» Exercise details: Locate all lines in the data below that hold "Export" and show them.

» Excerpted data:
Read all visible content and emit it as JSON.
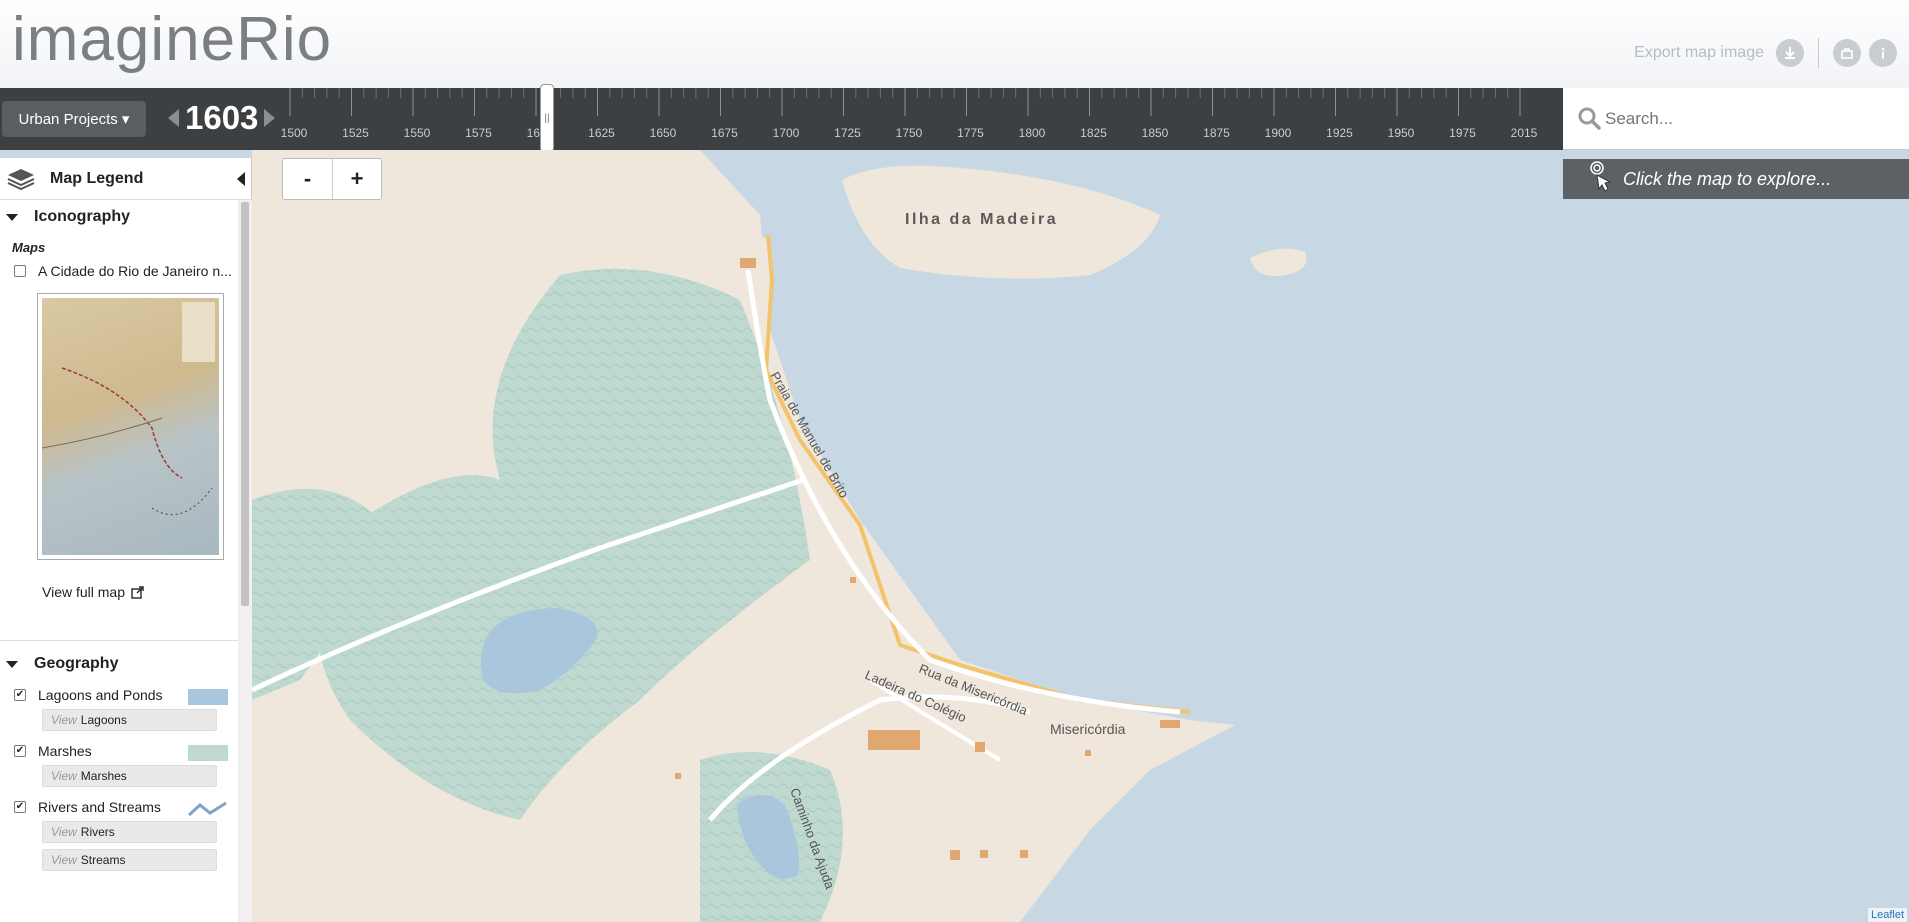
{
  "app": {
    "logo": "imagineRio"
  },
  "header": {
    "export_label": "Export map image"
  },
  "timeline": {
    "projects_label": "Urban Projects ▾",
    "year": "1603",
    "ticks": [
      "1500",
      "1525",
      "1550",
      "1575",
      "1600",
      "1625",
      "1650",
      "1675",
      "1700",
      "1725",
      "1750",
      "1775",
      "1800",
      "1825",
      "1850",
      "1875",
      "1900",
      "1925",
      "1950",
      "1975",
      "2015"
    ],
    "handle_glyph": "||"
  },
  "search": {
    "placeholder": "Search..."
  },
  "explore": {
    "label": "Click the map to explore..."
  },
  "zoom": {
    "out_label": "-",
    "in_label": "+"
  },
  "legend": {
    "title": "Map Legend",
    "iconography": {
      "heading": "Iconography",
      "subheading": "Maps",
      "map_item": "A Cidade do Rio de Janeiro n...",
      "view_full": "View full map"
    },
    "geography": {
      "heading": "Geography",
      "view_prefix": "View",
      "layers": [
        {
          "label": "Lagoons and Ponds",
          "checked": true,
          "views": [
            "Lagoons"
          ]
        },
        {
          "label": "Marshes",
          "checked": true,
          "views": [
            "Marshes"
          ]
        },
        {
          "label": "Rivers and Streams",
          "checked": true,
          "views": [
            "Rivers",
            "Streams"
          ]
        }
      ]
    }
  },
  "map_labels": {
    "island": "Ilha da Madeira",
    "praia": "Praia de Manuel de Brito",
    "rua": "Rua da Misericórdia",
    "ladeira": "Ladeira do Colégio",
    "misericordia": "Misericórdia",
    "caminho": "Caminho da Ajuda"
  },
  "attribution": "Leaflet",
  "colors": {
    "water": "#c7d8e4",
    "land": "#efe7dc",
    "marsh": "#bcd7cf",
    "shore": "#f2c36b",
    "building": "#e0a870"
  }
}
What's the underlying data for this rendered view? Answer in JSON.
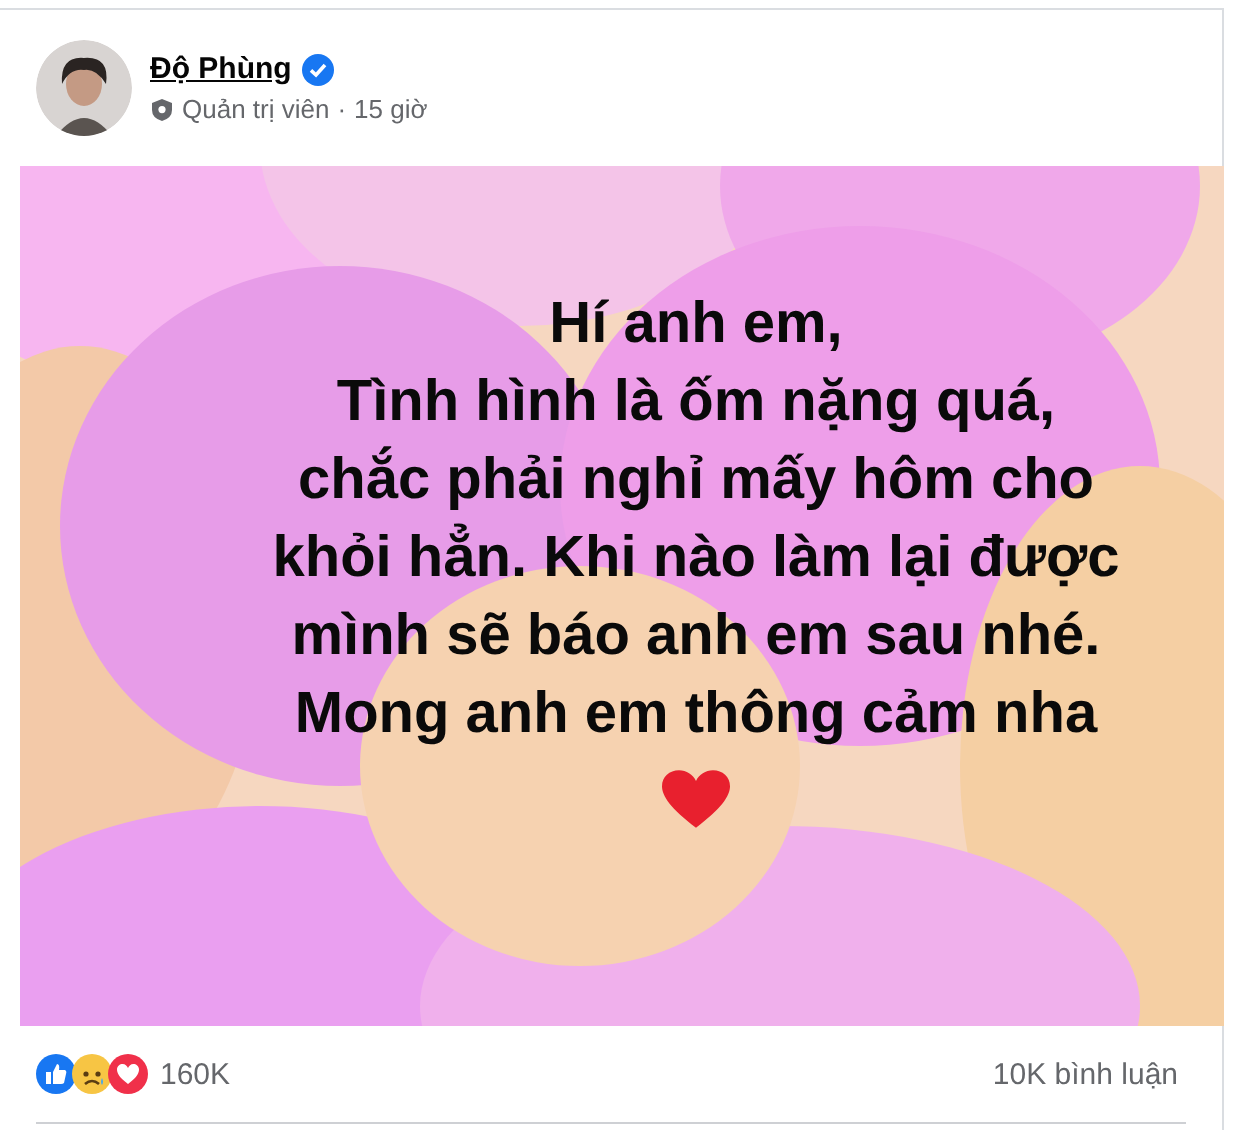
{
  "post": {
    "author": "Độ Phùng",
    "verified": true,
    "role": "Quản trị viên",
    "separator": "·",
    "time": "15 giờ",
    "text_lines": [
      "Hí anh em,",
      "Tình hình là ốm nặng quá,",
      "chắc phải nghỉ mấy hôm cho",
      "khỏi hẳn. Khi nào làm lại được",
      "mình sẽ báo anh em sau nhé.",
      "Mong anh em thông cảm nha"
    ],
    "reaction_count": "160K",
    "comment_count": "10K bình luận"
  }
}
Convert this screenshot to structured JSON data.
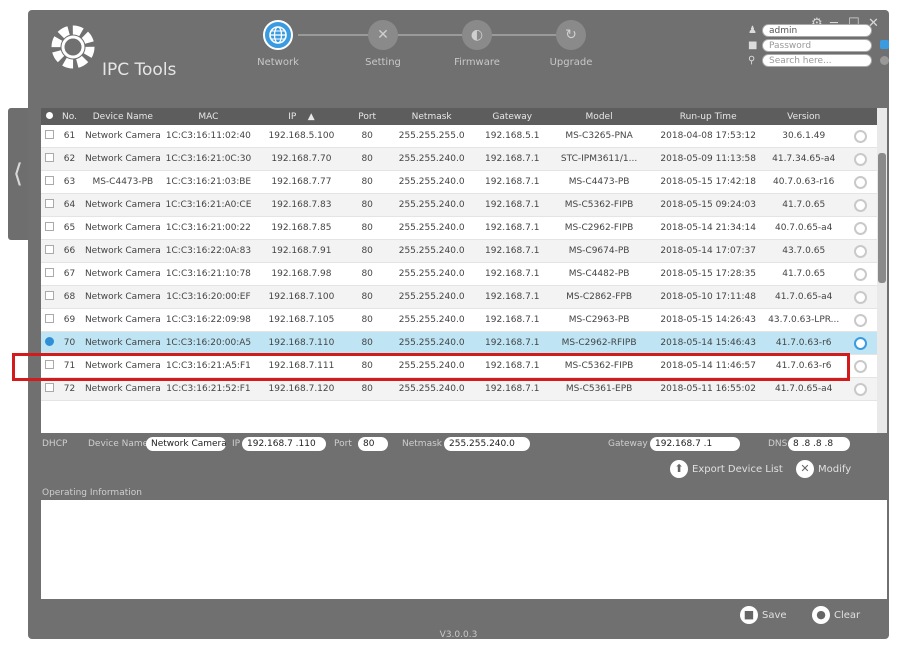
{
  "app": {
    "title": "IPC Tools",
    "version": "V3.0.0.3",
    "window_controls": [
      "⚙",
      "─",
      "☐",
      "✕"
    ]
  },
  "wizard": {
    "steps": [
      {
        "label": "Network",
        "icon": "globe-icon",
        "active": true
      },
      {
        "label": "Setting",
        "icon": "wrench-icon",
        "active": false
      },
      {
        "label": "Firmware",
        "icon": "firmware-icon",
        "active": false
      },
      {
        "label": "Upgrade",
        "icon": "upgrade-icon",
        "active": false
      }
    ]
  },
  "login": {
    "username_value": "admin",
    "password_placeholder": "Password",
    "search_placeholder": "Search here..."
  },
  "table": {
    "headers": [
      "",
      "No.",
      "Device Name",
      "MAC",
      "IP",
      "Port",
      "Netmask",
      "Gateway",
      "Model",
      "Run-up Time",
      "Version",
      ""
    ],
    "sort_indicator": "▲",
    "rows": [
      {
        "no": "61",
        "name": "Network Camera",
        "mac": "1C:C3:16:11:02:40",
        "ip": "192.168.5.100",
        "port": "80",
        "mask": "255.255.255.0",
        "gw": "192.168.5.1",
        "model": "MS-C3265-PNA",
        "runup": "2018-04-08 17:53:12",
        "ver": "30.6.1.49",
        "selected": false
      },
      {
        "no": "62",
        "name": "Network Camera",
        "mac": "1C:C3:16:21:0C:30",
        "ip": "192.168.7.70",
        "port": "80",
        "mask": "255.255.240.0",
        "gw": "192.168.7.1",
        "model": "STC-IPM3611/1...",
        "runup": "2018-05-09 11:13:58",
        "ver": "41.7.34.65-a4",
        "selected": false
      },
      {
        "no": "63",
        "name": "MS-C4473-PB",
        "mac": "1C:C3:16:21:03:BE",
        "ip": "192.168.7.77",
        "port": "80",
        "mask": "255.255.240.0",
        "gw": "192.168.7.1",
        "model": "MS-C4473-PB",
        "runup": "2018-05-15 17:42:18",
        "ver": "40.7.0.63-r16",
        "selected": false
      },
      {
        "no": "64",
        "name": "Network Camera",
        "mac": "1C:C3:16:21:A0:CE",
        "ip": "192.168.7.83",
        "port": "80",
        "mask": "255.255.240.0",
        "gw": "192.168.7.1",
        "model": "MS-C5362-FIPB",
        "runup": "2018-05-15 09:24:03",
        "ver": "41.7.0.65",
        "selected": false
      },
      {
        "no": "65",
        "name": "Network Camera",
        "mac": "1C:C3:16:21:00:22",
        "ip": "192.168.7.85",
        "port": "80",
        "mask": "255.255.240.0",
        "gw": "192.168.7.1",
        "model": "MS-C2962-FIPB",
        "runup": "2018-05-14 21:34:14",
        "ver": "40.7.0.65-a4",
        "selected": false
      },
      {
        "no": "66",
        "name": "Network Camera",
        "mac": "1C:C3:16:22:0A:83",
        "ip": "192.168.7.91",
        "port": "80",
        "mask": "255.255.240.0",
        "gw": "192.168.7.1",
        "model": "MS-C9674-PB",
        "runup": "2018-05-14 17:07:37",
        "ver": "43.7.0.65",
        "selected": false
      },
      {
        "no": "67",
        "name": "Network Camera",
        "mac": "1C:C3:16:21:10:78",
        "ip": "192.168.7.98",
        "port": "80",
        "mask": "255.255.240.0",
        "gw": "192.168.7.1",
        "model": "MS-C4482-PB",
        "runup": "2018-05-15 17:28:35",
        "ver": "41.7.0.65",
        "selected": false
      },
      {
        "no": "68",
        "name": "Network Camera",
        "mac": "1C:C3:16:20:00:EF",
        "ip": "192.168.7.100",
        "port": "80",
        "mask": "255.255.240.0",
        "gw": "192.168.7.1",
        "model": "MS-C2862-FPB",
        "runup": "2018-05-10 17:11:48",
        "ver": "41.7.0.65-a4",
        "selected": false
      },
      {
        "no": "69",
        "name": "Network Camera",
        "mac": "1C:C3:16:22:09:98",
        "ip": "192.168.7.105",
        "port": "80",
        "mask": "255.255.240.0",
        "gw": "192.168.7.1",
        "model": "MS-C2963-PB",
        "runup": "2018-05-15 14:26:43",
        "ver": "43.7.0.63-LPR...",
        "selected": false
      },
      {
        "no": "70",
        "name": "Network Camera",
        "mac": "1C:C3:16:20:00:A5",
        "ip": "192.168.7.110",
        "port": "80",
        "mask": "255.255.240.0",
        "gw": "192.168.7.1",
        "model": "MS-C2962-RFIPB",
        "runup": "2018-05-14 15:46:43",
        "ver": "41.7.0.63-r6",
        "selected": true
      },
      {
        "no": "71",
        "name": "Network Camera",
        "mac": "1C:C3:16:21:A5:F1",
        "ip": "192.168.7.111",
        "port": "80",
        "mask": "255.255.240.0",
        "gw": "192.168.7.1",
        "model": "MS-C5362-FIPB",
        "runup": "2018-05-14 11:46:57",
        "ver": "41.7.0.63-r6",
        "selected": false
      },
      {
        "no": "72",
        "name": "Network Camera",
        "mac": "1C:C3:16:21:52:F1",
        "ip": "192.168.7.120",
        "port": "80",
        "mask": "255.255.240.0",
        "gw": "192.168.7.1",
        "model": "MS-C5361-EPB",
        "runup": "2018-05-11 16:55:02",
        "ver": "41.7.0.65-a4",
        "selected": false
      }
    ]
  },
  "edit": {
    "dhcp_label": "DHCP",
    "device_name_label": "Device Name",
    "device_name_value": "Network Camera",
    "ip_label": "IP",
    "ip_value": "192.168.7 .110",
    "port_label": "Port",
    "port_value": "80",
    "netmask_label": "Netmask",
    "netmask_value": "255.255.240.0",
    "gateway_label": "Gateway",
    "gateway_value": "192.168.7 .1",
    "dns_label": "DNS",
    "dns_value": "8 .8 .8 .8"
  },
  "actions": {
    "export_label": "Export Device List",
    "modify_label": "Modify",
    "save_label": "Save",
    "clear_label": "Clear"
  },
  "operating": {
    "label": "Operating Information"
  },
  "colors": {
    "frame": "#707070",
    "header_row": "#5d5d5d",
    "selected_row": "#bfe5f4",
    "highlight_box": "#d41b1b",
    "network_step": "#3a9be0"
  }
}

» Task solution:
    "export_label": "Export map image"
    "export_label": "Export Device List",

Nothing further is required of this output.